Saved entries:
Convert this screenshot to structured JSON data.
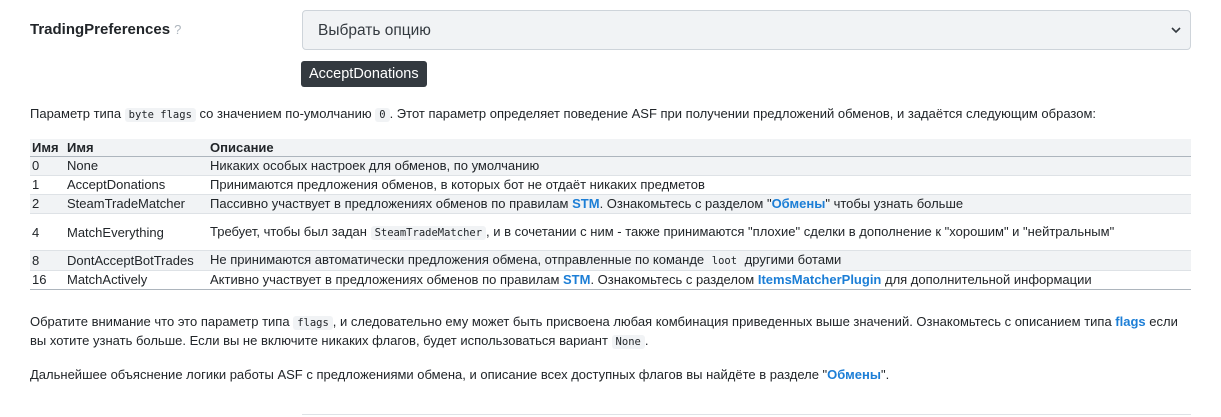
{
  "field": {
    "label": "TradingPreferences",
    "help": "?",
    "select_value": "Выбрать опцию",
    "selected_chip": "AcceptDonations"
  },
  "intro": {
    "t1": "Параметр типа ",
    "code1": "byte flags",
    "t2": " со значением по-умолчанию ",
    "code2": "0",
    "t3": ". Этот параметр определяет поведение ASF при получении предложений обменов, и задаётся следующим образом:"
  },
  "table": {
    "headers": [
      "Имя",
      "Имя",
      "Описание"
    ],
    "rows": [
      {
        "value": "0",
        "name": "None",
        "desc": "Никаких особых настроек для обменов, по умолчанию"
      },
      {
        "value": "1",
        "name": "AcceptDonations",
        "desc": "Принимаются предложения обменов, в которых бот не отдаёт никаких предметов"
      },
      {
        "value": "2",
        "name": "SteamTradeMatcher",
        "d1": "Пассивно участвует в предложениях обменов по правилам ",
        "link1": "STM",
        "d2": ". Ознакомьтесь с разделом \"",
        "link2": "Обмены",
        "d3": "\" чтобы узнать больше"
      },
      {
        "value": "4",
        "name": "MatchEverything",
        "d1": "Требует, чтобы был задан ",
        "code": "SteamTradeMatcher",
        "d2": ", и в сочетании с ним - также принимаются \"плохие\" сделки в дополнение к \"хорошим\" и \"нейтральным\""
      },
      {
        "value": "8",
        "name": "DontAcceptBotTrades",
        "d1": "Не принимаются автоматически предложения обмена, отправленные по команде ",
        "code": "loot",
        "d2": " другими ботами"
      },
      {
        "value": "16",
        "name": "MatchActively",
        "d1": "Активно участвует в предложениях обменов по правилам ",
        "link1": "STM",
        "d2": ". Ознакомьтесь с разделом ",
        "link2": "ItemsMatcherPlugin",
        "d3": " для дополнительной информации"
      }
    ]
  },
  "note": {
    "t1": "Обратите внимание что это параметр типа ",
    "code1": "flags",
    "t2": ", и следовательно ему может быть присвоена любая комбинация приведенных выше значений. Ознакомьтесь с описанием типа ",
    "link1": "flags",
    "t3": " если вы хотите узнать больше. Если вы не включите никаких флагов, будет использоваться вариант ",
    "code2": "None",
    "t4": "."
  },
  "footer": {
    "t1": "Дальнейшее объяснение логики работы ASF с предложениями обмена, и описание всех доступных флагов вы найдёте в разделе \"",
    "link1": "Обмены",
    "t2": "\"."
  }
}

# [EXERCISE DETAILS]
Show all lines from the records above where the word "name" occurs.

# [WORKED SOLUTION]
        "name": "None",
        "name": "AcceptDonations",
        "name": "SteamTradeMatcher",
        "name": "MatchEverything",
        "name": "DontAcceptBotTrades",
        "name": "MatchActively",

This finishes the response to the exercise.